Vaillant’s boldest conclusions generally take this form: tautologies presented as if they belong in Ripley’s Believe It or Not. He sets up a “Decathlon of Flourishing”—a rather redundant list of career, health, and family outcomes—and then speaks of a “capacity for intimate relationships that predicted flourishing in all aspects of these men’s lives.” Since Vaillant has already defined flourishing as an ability to enter and nurture relationships, this is not a surprise. He also establishes that a person who is well-integrated (i.e., able “to surmount common problems which confront him such as career choice, competitive environment, and moral and religious attitudes”) is more likely to flourish later in life. In other words, people who are good at addressing life’s problems do better at life than those who are not. 

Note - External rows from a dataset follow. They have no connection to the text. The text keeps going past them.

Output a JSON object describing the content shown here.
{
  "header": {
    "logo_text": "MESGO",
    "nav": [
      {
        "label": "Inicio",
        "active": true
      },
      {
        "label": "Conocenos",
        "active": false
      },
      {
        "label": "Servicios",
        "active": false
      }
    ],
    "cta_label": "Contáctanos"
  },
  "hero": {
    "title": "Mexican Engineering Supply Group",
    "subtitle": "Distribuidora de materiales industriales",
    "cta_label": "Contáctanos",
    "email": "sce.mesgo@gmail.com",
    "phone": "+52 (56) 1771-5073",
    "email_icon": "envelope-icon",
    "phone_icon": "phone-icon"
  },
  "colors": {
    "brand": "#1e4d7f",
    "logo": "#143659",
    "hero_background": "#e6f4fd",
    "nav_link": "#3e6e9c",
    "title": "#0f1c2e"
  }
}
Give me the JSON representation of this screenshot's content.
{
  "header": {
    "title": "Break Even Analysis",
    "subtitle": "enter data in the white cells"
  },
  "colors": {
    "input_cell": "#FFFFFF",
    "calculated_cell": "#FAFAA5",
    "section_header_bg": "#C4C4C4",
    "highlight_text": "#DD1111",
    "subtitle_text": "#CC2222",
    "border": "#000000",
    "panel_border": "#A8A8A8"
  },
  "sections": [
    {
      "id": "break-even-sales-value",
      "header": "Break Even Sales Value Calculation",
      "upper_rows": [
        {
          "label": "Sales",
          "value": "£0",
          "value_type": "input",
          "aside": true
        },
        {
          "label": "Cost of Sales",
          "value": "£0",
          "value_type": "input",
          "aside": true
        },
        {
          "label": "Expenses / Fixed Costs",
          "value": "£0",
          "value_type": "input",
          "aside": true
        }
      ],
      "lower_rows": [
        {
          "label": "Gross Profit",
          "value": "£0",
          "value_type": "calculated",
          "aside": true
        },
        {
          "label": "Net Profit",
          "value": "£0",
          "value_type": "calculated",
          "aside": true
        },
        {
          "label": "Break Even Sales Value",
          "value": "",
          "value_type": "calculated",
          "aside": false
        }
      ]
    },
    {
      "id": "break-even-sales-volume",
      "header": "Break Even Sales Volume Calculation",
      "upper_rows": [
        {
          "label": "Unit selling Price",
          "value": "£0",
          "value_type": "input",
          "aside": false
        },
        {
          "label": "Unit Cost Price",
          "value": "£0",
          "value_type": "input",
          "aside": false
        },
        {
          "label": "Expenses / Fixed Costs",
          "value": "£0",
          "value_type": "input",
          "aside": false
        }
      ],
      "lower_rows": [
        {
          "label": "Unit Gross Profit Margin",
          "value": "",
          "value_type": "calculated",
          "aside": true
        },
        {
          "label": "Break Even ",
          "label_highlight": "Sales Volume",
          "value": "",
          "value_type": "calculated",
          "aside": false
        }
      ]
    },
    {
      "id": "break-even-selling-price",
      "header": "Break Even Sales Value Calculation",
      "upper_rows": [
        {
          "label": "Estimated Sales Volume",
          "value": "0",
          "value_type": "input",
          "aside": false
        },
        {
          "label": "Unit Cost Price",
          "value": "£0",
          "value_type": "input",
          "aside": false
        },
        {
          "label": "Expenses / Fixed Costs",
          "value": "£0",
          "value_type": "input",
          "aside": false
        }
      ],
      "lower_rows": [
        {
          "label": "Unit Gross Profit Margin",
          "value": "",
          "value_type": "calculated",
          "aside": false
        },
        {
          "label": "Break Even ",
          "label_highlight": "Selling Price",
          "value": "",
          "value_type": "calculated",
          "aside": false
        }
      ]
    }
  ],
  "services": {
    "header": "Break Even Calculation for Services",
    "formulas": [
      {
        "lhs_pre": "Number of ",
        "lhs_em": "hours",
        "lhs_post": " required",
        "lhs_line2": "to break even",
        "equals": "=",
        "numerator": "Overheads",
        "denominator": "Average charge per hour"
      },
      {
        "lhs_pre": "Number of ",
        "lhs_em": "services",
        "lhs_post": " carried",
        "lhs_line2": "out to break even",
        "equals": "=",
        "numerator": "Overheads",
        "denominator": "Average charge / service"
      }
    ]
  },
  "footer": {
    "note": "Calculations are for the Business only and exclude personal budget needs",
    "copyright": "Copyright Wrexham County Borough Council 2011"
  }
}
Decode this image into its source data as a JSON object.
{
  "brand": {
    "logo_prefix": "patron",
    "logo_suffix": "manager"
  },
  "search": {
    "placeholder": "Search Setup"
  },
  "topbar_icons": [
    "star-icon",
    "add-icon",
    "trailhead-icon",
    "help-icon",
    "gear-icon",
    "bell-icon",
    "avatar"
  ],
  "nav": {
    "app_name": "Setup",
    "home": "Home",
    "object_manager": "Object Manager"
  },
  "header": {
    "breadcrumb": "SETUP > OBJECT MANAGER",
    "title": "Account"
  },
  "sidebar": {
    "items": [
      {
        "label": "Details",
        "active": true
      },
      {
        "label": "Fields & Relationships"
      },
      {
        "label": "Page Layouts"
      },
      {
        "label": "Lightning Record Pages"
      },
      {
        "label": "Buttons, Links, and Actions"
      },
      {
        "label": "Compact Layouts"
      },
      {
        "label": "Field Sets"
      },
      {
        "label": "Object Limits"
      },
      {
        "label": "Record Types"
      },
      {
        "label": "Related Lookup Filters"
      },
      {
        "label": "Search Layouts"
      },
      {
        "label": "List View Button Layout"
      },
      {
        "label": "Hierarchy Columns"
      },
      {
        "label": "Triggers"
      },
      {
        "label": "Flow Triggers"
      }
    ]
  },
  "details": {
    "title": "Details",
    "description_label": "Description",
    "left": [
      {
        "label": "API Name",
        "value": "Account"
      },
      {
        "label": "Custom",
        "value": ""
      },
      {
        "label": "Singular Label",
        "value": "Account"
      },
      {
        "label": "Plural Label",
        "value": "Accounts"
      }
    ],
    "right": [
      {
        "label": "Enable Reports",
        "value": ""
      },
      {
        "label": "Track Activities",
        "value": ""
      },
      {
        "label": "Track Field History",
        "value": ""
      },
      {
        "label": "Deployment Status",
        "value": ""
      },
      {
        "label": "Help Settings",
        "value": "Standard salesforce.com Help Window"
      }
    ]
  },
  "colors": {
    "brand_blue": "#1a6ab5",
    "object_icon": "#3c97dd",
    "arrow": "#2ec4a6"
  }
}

The study does deliver surprises in describing the effects of alchoholism. Vaillant may be boasting when he writes that his work was able “to disprove the illusion that securely diagnosed alcoholics can return to successful social drinking” since that illusion had been long-dispelled by the 1980s. But he is right that alcoholism is “the most ignored causal factor in modern social science.” In this study, alcoholism is the most important factor in divorce. (Certainly it causes marital problems; it may also cause problem marriages in the first place.) Booze also affects longevity considerably more than total cholesterol, frequent exercise, and obesity do. 

In its alcoholism data, the Grant study has something precious that very few studies of alcoholism have ever had: reliable blind data on alcoholics before they became problem drinkers. It is the tendency of drinkers to say that they drink to remedy unhappiness, and of those around them to say that there was always something funny about Old Jack, even before he began falling over at Rotary Club breakfasts and making passes at the boss’s wife. 

These impressions turn out to be quite false. The only important way in which alcoholics differ from non-alcoholics before they become addicts is in their dramatically higher tolerance for booze, which is inherited. This does not justify calling alcoholism a “disease”—“condition” would be a better word—but it does point to a strong genetic component. The Grant study has recently set out to collect DNA samples from all of its surviving subjects. The study has also made the bizarre discovery that subjects’ late-life mental health is strongly associated with the longevity of maternal grandfathers. That indicates a link to both traits somewhere on the X chromosome.